Business knowledge can be an asset in any profession. With an understanding of how markets work, how to interpret data and analyze trends, and how to evaluate the financial health of a company, among other skills, you can drive strategic decision-making at your organization and develop the confidence needed to take your career to the next level.

Do you want to take your career to the next level? Download our free Guide to Advancing Your Career with Essential Business Skills and explore our Credential of Readiness (CORe) program to learn how enhancing your business knowledge can help you make an impact on your organization and be competitive in the job market.

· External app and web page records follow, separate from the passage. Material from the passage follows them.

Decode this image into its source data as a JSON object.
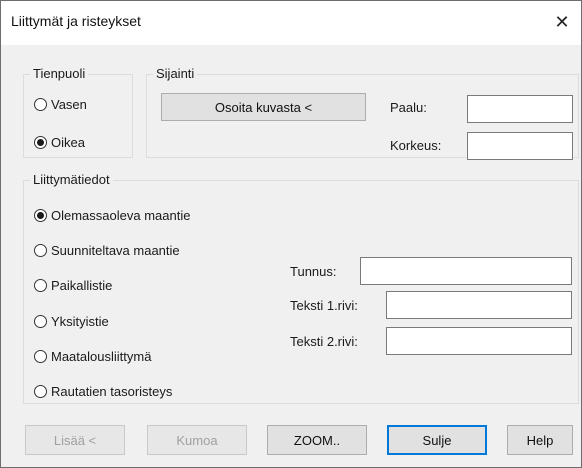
{
  "window": {
    "title": "Liittymät ja risteykset",
    "close_glyph": "✕"
  },
  "tienpuoli": {
    "legend": "Tienpuoli",
    "options": [
      {
        "label": "Vasen",
        "checked": false
      },
      {
        "label": "Oikea",
        "checked": true
      }
    ]
  },
  "sijainti": {
    "legend": "Sijainti",
    "pick_button": "Osoita kuvasta <",
    "paalu_label": "Paalu:",
    "paalu_value": "",
    "korkeus_label": "Korkeus:",
    "korkeus_value": ""
  },
  "liittymatiedot": {
    "legend": "Liittymätiedot",
    "options": [
      {
        "label": "Olemassaoleva maantie",
        "checked": true
      },
      {
        "label": "Suunniteltava maantie",
        "checked": false
      },
      {
        "label": "Paikallistie",
        "checked": false
      },
      {
        "label": "Yksityistie",
        "checked": false
      },
      {
        "label": "Maatalousliittymä",
        "checked": false
      },
      {
        "label": "Rautatien tasoristeys",
        "checked": false
      }
    ],
    "tunnus_label": "Tunnus:",
    "tunnus_value": "",
    "teksti1_label": "Teksti 1.rivi:",
    "teksti1_value": "",
    "teksti2_label": "Teksti 2.rivi:",
    "teksti2_value": ""
  },
  "buttons": {
    "lisaa": "Lisää <",
    "kumoa": "Kumoa",
    "zoom": "ZOOM..",
    "sulje": "Sulje",
    "help": "Help"
  }
}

This post was updated on October 5, 2020. It was originally published on August 13, 2019.

Matt Gavin

About the Author

Matt Gavin is a member of the marketing team at Harvard Business School Online. Prior to returning to his home state of Massachusetts and joining HBS Online, he lived in North Carolina, where he held roles in news and content marketing. He has a background in video production and previously worked on several documentary films for Boston’s PBS station, WGBH. In his spare time, he enjoys running, exploring New England, and spending time with his family.